Mainly this: we look for visual cues to help us find what we’re looking for, and this is why spice jars are clear glass to begin with (despite the storage shortcomings of such a material). If you need dried basil, for example, your eyes will dart to the jars of green leafy things first, skimming over the brown and red powders.
But, in this case, when you find yourself looking down at the solid tops of jars, you can’t see the colors or textures of the spices themselves, making it surprisingly hard to quickly find what you need. It’s like when you first learned to type and had to ‘hunt and peck’ for each individual letter. Even if those jars are nicely labeled, if all the labels look the same, there is no instant visual cue to aid your search.

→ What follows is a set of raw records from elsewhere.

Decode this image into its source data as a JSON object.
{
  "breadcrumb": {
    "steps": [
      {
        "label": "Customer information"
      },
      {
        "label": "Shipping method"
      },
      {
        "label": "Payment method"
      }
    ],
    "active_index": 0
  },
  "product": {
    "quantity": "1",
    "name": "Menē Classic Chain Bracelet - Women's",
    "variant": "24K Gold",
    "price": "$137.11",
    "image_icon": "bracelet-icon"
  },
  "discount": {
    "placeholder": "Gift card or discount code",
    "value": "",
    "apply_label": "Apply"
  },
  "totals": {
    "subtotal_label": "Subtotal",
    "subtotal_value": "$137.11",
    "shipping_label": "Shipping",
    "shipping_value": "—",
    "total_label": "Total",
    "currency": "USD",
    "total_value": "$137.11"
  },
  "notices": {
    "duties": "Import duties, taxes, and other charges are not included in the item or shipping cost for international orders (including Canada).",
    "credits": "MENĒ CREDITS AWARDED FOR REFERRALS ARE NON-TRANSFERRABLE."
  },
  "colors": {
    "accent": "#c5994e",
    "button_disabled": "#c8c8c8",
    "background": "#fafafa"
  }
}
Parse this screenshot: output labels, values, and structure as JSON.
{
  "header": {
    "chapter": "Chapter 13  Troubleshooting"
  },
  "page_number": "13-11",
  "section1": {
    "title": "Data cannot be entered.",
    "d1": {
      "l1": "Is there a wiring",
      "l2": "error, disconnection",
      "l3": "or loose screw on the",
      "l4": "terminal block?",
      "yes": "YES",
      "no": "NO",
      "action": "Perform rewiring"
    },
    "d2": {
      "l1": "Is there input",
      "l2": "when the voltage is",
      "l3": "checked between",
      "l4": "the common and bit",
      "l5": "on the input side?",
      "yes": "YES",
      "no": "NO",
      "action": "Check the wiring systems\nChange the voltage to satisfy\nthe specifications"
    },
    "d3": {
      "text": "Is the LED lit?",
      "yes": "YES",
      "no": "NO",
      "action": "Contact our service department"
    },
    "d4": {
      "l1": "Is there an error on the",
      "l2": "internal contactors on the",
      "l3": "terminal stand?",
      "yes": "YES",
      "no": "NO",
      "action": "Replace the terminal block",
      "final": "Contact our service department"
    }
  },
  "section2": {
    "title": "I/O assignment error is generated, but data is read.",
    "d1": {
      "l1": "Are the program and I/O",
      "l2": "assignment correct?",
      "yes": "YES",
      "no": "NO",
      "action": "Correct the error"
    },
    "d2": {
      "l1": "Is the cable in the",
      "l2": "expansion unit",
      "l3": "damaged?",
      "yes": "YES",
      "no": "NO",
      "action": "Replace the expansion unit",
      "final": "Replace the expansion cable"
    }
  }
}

To remedy this issue, I designed a set of labels My solution was these labels: with large pastel letters backing the full name of the spice. The big letters let your eyes quickly scan the drawer and zero in on just the spice you were looking for. I color coded them as well, with blue for spices, green for herbs, and red for mixes and blends (note the herbs aren’t green in the images here as I added that distinction after photographing them the first time).
These two indicators, the big letters and the colors, make it easy to instantly find exactly the spice you need, even if you’ve fallen off the alphabetization wagon and your drawer doesn’t have any semblance of order to it (guilty as charged).
(Also, did you know that there are surprisingly more C spices than any other letter? The Cs practically take up an entire page just by themselves!)
As usual, why spend time designing a set of labels like this just to keep them to myself? I love sharing, afterall! Hopefully a pretty set of labels will inspire you to tidy up your own spice drawer.
The label set includes 60 spice labels, based on my own spice collection. They’re designed to fit these 1.75″ round labels (I like the Weatherproof Matte material), but you can also print onto solid sticker paper and cut out the circles yourself. If you’ve got standard tall spice jars, you can use these on the sides of the jars instead (since they’re a bit too big for the lids). I recommend printing a test sheet first on regular paper, then checking for alignment before printing on your labels. Be sure you are printing at 100% scale and haven’t adjusted the position of the image at all.
I’m also taking requests: leave a comment below with a spice that’s missing from this set, and when I have 20 requests I’ll add a new download with the updated files!